VBesanceney booksOriginally Dutch, Valérie Besanceney grew up changing schools and countries five times as a child. She is a quintessential Third Culture Kid (TCK) turned adult, with a passion for traveling while cultivating a strong sense of home. Currently, home is in Switzerland, together with her American husband and their two daughters. Apart from writing, Valérie loves teaching Year 3 at an international school.

Valérie’s first book, B at Home: Emma Moves Again (Summertime Publishing), is a fictional “memoir” about the experiences of a ten-year-old girl and her teddy bear who have to move, yet again. During the different stages of their relocation, Emma’s search for home takes root. As the chapters alternate between Emma’s and her bear’s point of view, Emma is emotionally torn whereas B serves as the wiser and more experienced voice of reason.With this book, Valérie hopes to give younger TCKs a story that they can identify with while they experience their own challenging move.

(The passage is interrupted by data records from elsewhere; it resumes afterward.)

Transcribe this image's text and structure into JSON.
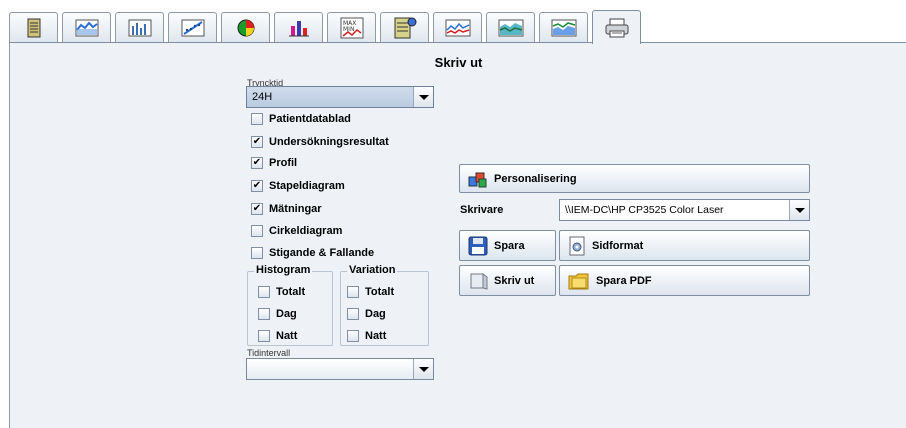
{
  "tabs": [
    {
      "icon": "patient-data-icon"
    },
    {
      "icon": "profile-icon"
    },
    {
      "icon": "bar-chart-icon"
    },
    {
      "icon": "scatter-icon"
    },
    {
      "icon": "pie-chart-icon"
    },
    {
      "icon": "stacked-bar-icon"
    },
    {
      "icon": "max-min-icon"
    },
    {
      "icon": "document-stats-icon"
    },
    {
      "icon": "line-chart-icon"
    },
    {
      "icon": "area-chart-icon"
    },
    {
      "icon": "compare-chart-icon"
    },
    {
      "icon": "printer-icon"
    }
  ],
  "active_tab": 11,
  "panel": {
    "title": "Skriv ut",
    "print_time_label": "Tryncktid",
    "print_time_value": "24H",
    "checkboxes": {
      "patient": {
        "label": "Patientdatablad",
        "checked": false
      },
      "results": {
        "label": "Undersökningsresultat",
        "checked": true
      },
      "profile": {
        "label": "Profil",
        "checked": true
      },
      "bar": {
        "label": "Stapeldiagram",
        "checked": true
      },
      "measurements": {
        "label": "Mätningar",
        "checked": true
      },
      "pie": {
        "label": "Cirkeldiagram",
        "checked": false
      },
      "rising": {
        "label": "Stigande & Fallande",
        "checked": false
      }
    },
    "histogram": {
      "title": "Histogram",
      "total": {
        "label": "Totalt",
        "checked": false
      },
      "day": {
        "label": "Dag",
        "checked": false
      },
      "night": {
        "label": "Natt",
        "checked": false
      }
    },
    "variation": {
      "title": "Variation",
      "total": {
        "label": "Totalt",
        "checked": false
      },
      "day": {
        "label": "Dag",
        "checked": false
      },
      "night": {
        "label": "Natt",
        "checked": false
      }
    },
    "interval_label": "Tidintervall",
    "interval_value": "",
    "personalize_label": "Personalisering",
    "printer_label": "Skrivare",
    "printer_value": "\\\\IEM-DC\\HP CP3525 Color Laser",
    "save_label": "Spara",
    "page_format_label": "Sidformat",
    "print_label": "Skriv ut",
    "save_pdf_label": "Spara PDF"
  }
}
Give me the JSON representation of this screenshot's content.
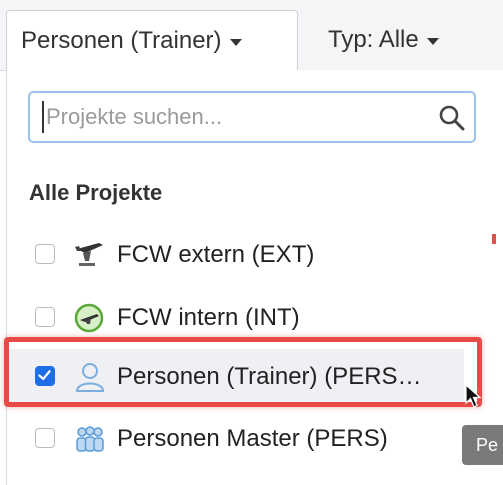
{
  "tabs": {
    "project_filter": "Personen (Trainer)",
    "type_filter": "Typ: Alle"
  },
  "search": {
    "placeholder": "Projekte suchen...",
    "value": ""
  },
  "section_title": "Alle Projekte",
  "projects": [
    {
      "label": "FCW extern (EXT)",
      "checked": false,
      "icon": "airplane-icon"
    },
    {
      "label": "FCW intern (INT)",
      "checked": false,
      "icon": "airplane-circle-icon"
    },
    {
      "label": "Personen (Trainer) (PERS…",
      "checked": true,
      "icon": "person-icon"
    },
    {
      "label": "Personen Master (PERS)",
      "checked": false,
      "icon": "people-group-icon"
    }
  ],
  "tooltip": "Pe",
  "colors": {
    "accent": "#1e6ee8",
    "highlight": "#e84a47"
  }
}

Her second book, My Moving Booklet (Summertime Publishing), is designed to help children through the initial stages of an upcoming move. Moving can be exciting and terrifying at the same time. It can be very sad to say goodbye, but it can also be incredibly fun to experience new things and meet new people. Everybody experiences a move differently, but it is very important to say goodbye properly. This booklet allows children to truly welcome the new challenges and adventures that lie ahead of them, together with their parents and teachers. In many parts of the booklet, they will have the opportunity to either write about it, to draw a picture, or to glue on a photograph. This is their own unique story that one day will serve as a keepsake of a life-changing event.

Although both books are targeted at a younger TCK audience, Valérie also hopes to reach out to parents and educators of TCKs. You can find more information on her website: www.valeriebesanceney.com and Facebook page: https://www.facebook.com/besanceneyvalerie.